Cycling is increasing in popularity, particularly in urban areas. As a result of the coronavirus crisis too, more and more people have taken to cycling. Cycling is one way of promoting sustainable transport in cities, while bike-sharing systems are one of the most visible measures taken to promote cycling in Finnish urban areas, and their reception has often been enthusiastic. In addition, the systems generate new kinds of information on cycling.
Digital Geography Lab, a research group active at the University of Helsinki, has investigated cycling using new kinds of datasets. In a recently published article, the group considers the potential of datasets obtainable on bike-sharing systems for cycling studies. Such data makes it possible to parse the regional and temporal usage of Helsinki’s bike-sharing system. The data also allows the analysis of users and the inclusivity of the systems.
Young urban adults are the heavy users of shared bikes
“Based on usage activity, the bike-sharing system in Helsinki has been popular. In international academic discourse, bike-sharing systems are often criticised for serving certain groups of people only,” says doctoral student Elias Willberg from the University of Helsinki.
“It was this criticism that got us interested in observing the users of the Helsinki system,” he adds. The aim is for research to open new perspectives on the practical implementation of cycling systems in urban areas.
The study demonstrated that, in spite of abundant use, the users of the bike system were in the early years heavily skewed to young adults living within the system area. The study was conducted using data from 2017 when the system collected basic details on registered users. Moreover, the study demonstrated the potential of bike-sharing trip data for understanding the variety of bike-sharing users’ needs and habits.
“To effectively support sustainable urban transport with these systems, shared bikes should be made to serve different areas and groups of people as comprehensively as possible. Datasets gained from shared bikes provide useful information for such purposes,” Willberg says.
Sensors and mobile devices generate data on cycling for researchers
Another recently completed research paper engaged cycling specialists from across Europe, compiling data on the benefits and challenges of different cycling datasets. The article, which will be published in the autumn in a book entitled Transport in Human Scale Cities, is already available online. “Various sensors and mobile devices, such as smartphone applications and sports watches, record increasing quantities of data also on cyclists. Exploring data in a versatile manner is necessary for an in-depth understanding of cycling,” muses Professor of Geoinformatics Tuuli Toivonen, who headed the study.
The main point of the study is that the accessibility of datasets remains a significant bottleneck in cycling studies and knowledge-based planning.

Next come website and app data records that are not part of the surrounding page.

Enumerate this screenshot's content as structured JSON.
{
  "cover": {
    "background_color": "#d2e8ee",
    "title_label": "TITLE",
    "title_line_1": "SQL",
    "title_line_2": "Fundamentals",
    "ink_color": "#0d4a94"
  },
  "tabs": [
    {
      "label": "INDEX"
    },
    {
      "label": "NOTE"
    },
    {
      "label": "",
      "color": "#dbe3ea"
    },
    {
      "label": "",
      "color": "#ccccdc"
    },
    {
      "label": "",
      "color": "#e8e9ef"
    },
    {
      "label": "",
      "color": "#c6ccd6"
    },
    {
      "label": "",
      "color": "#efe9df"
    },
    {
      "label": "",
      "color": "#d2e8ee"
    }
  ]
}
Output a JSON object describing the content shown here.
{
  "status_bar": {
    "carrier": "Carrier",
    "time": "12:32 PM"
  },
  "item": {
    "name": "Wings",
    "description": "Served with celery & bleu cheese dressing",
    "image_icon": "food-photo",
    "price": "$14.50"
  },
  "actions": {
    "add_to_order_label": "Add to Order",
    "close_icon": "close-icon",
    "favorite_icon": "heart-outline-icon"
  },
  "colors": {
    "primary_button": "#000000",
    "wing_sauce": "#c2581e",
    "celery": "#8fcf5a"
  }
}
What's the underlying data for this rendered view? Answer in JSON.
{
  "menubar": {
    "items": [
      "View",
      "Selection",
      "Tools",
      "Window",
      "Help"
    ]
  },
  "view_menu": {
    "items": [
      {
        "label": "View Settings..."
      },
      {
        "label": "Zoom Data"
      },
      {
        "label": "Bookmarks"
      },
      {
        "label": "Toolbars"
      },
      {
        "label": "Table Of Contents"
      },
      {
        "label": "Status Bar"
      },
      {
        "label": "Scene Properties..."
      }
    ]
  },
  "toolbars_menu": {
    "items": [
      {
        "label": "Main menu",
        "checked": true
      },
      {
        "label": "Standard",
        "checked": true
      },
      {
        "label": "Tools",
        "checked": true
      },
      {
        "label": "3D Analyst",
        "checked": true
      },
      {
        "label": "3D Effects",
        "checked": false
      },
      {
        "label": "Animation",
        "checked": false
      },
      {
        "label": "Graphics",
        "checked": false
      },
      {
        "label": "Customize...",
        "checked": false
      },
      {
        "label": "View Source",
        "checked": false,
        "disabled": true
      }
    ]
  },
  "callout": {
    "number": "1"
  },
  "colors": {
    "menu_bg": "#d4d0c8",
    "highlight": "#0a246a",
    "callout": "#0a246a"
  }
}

New cycling datasets provide tools for understanding the activity, answering questions such as where and when people ride bikes in urban areas. However, such data does not constitute a magic bullet, since datasets collected automatically by systems do not delve deep into, for example, the reasons for riding a bike. Datasets based on automated collection can be biased and focused on active users, potentially making them unrepresentative of the population as a whole.
“There is still plenty to do in terms of cycling datasets being versatilely accessible and open,” Toivonen notes. “While the demand is great, the accessibility of datasets must be promoted responsibly, taking privacy issues into account,” she concludes.
Willberg E., Salonen M., Toivonen T. (2021). What do trip data reveal about bike-sharing system users? Journal of Transport Geography. https://doi.org/10.1016/j.jtrangeo.2021.102971
Willberg, E., Tenkanen, H., Poom, A., Salonen, M., & Toivonen, T. (2021). Comparing spatial data sources for cycling studies – a review. SocArXiv https://doi.org/10.31235/osf.io/ruy3j
Further information on the research conducted by the Digital Geography Lab